» REQUIRED ACTION
An exact reproduction of all the entries below is required.

» RECORDS FOR THIS TASK
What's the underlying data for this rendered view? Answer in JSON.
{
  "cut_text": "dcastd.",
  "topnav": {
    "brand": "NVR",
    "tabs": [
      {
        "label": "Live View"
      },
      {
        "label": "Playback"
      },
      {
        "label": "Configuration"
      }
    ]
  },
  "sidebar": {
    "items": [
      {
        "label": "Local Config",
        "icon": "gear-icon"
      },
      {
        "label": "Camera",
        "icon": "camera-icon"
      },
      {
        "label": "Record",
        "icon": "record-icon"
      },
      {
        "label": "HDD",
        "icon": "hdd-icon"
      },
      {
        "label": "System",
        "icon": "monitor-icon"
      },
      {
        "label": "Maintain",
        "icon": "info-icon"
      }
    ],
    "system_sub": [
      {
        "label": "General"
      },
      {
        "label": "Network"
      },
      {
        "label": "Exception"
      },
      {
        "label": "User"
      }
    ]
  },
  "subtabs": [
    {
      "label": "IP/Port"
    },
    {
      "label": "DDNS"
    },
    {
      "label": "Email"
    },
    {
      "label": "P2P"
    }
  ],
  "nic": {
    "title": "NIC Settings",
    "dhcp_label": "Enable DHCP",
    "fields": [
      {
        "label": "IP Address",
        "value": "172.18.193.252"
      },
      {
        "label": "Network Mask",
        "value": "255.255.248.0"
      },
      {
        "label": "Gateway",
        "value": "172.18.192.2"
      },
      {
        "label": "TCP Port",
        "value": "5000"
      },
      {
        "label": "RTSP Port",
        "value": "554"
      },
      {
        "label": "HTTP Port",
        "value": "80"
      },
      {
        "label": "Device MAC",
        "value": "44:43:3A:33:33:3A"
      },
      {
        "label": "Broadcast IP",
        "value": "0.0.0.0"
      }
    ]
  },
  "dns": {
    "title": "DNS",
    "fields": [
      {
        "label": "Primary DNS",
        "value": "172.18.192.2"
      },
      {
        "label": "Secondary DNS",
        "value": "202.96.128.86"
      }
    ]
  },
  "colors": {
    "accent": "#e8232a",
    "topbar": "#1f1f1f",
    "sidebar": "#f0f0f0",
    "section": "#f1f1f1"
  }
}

» RESULT OF THE TASK
What's the underlying data for this rendered view? Answer in JSON.
{
  "cut_text": "dcastd.",
  "topnav": {
    "brand": "NVR",
    "tabs": [
      {
        "label": "Live View"
      },
      {
        "label": "Playback"
      },
      {
        "label": "Configuration"
      }
    ]
  },
  "sidebar": {
    "items": [
      {
        "label": "Local Config",
        "icon": "gear-icon"
      },
      {
        "label": "Camera",
        "icon": "camera-icon"
      },
      {
        "label": "Record",
        "icon": "record-icon"
      },
      {
        "label": "HDD",
        "icon": "hdd-icon"
      },
      {
        "label": "System",
        "icon": "monitor-icon"
      },
      {
        "label": "Maintain",
        "icon": "info-icon"
      }
    ],
    "system_sub": [
      {
        "label": "General"
      },
      {
        "label": "Network"
      },
      {
        "label": "Exception"
      },
      {
        "label": "User"
      }
    ]
  },
  "subtabs": [
    {
      "label": "IP/Port"
    },
    {
      "label": "DDNS"
    },
    {
      "label": "Email"
    },
    {
      "label": "P2P"
    }
  ],
  "nic": {
    "title": "NIC Settings",
    "dhcp_label": "Enable DHCP",
    "fields": [
      {
        "label": "IP Address",
        "value": "172.18.193.252"
      },
      {
        "label": "Network Mask",
        "value": "255.255.248.0"
      },
      {
        "label": "Gateway",
        "value": "172.18.192.2"
      },
      {
        "label": "TCP Port",
        "value": "5000"
      },
      {
        "label": "RTSP Port",
        "value": "554"
      },
      {
        "label": "HTTP Port",
        "value": "80"
      },
      {
        "label": "Device MAC",
        "value": "44:43:3A:33:33:3A"
      },
      {
        "label": "Broadcast IP",
        "value": "0.0.0.0"
      }
    ]
  },
  "dns": {
    "title": "DNS",
    "fields": [
      {
        "label": "Primary DNS",
        "value": "172.18.192.2"
      },
      {
        "label": "Secondary DNS",
        "value": "202.96.128.86"
      }
    ]
  },
  "colors": {
    "accent": "#e8232a",
    "topbar": "#1f1f1f",
    "sidebar": "#f0f0f0",
    "section": "#f1f1f1"
  }
}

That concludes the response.